======== Task inputs
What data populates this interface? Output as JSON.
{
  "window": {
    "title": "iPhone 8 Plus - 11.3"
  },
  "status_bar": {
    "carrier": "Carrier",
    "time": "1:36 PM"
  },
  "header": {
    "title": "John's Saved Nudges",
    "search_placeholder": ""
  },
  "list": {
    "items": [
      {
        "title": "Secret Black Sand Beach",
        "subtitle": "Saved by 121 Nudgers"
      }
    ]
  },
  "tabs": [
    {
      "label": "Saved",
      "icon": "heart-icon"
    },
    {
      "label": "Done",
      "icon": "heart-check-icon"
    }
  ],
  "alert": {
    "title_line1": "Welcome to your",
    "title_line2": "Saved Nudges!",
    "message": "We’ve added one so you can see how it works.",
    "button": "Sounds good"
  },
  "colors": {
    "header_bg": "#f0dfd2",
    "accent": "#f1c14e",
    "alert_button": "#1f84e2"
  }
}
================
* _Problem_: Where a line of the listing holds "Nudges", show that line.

* _Answer for this exercise_:
    "title": "John's Saved Nudges",
    "title_line2": "Saved Nudges!",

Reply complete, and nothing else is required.